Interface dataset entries
□ □ □ □
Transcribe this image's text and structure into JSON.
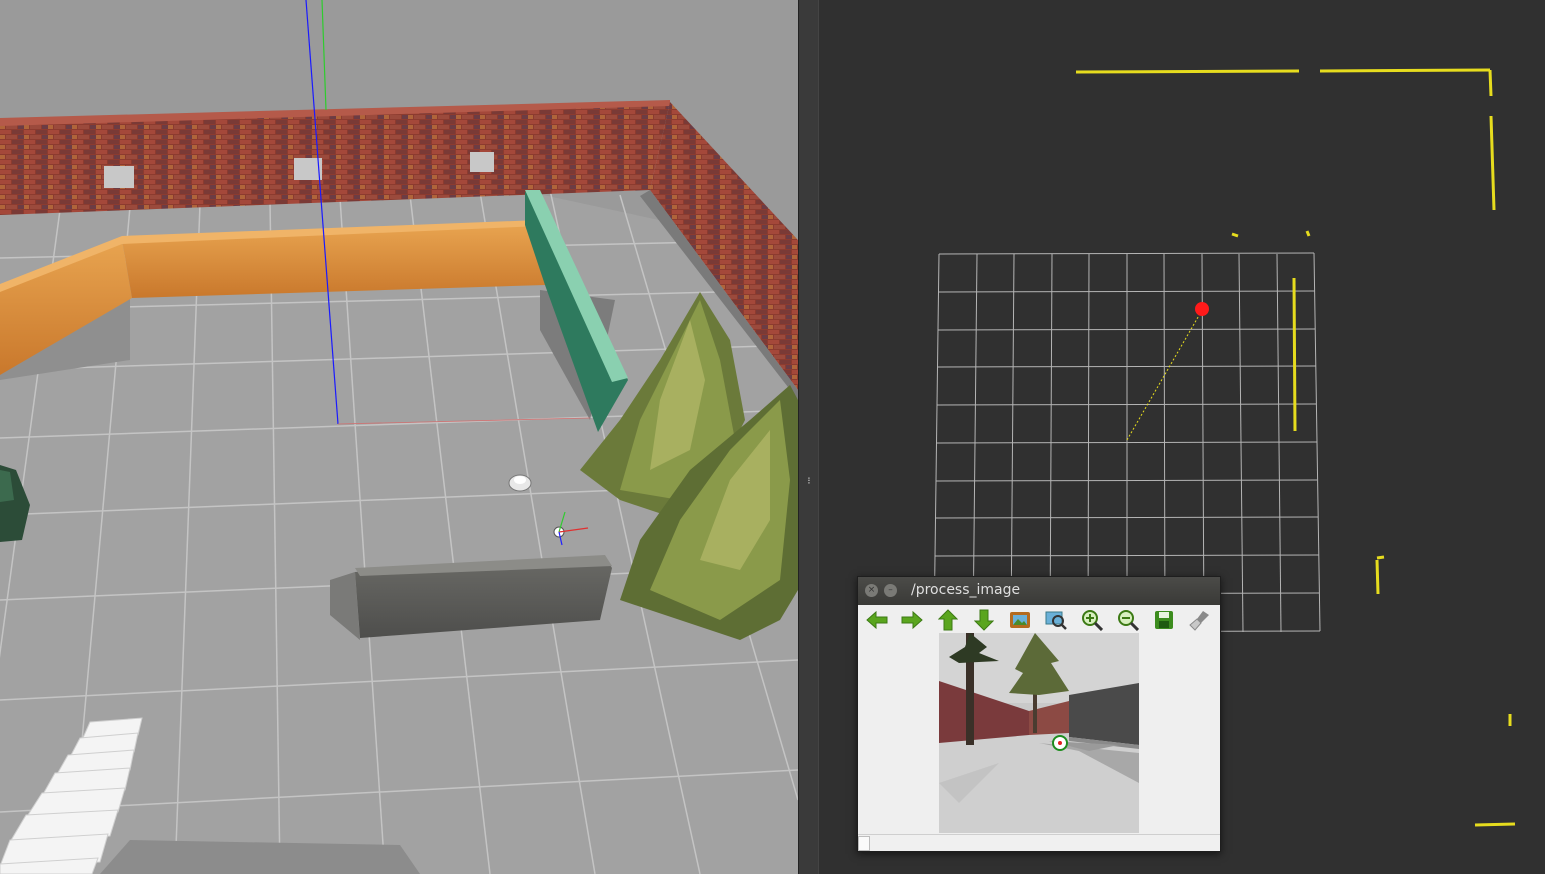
{
  "image_viewer": {
    "title": "/process_image",
    "toolbar": [
      {
        "name": "arrow-left-icon",
        "color": "#5aa51e"
      },
      {
        "name": "arrow-right-icon",
        "color": "#5aa51e"
      },
      {
        "name": "arrow-up-icon",
        "color": "#5aa51e"
      },
      {
        "name": "arrow-down-icon",
        "color": "#5aa51e"
      },
      {
        "name": "image-icon",
        "color": "#b46a1e"
      },
      {
        "name": "zoom-fit-icon",
        "color": "#3a7a8a"
      },
      {
        "name": "zoom-in-icon",
        "color": "#5aa51e"
      },
      {
        "name": "zoom-out-icon",
        "color": "#5aa51e"
      },
      {
        "name": "save-icon",
        "color": "#3c8c1e"
      },
      {
        "name": "clear-icon",
        "color": "#8a8a8a"
      }
    ]
  },
  "colors": {
    "laser_scan": "#e6dc1e",
    "goal_marker": "#ff1a1a",
    "grid": "#b4b4b4",
    "sim_background": "#9a9a9a",
    "viz_background": "#303030"
  },
  "splitter": {
    "handle_icon": "grip-icon"
  }
}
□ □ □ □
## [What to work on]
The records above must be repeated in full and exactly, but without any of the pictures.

## [Exercise response]
Transcribe this image's text and structure into JSON.
{
  "image_viewer": {
    "title": "/process_image",
    "toolbar": [
      {
        "name": "arrow-left-icon",
        "color": "#5aa51e"
      },
      {
        "name": "arrow-right-icon",
        "color": "#5aa51e"
      },
      {
        "name": "arrow-up-icon",
        "color": "#5aa51e"
      },
      {
        "name": "arrow-down-icon",
        "color": "#5aa51e"
      },
      {
        "name": "image-icon",
        "color": "#b46a1e"
      },
      {
        "name": "zoom-fit-icon",
        "color": "#3a7a8a"
      },
      {
        "name": "zoom-in-icon",
        "color": "#5aa51e"
      },
      {
        "name": "zoom-out-icon",
        "color": "#5aa51e"
      },
      {
        "name": "save-icon",
        "color": "#3c8c1e"
      },
      {
        "name": "clear-icon",
        "color": "#8a8a8a"
      }
    ]
  },
  "colors": {
    "laser_scan": "#e6dc1e",
    "goal_marker": "#ff1a1a",
    "grid": "#b4b4b4",
    "sim_background": "#9a9a9a",
    "viz_background": "#303030"
  },
  "splitter": {
    "handle_icon": "grip-icon"
  }
}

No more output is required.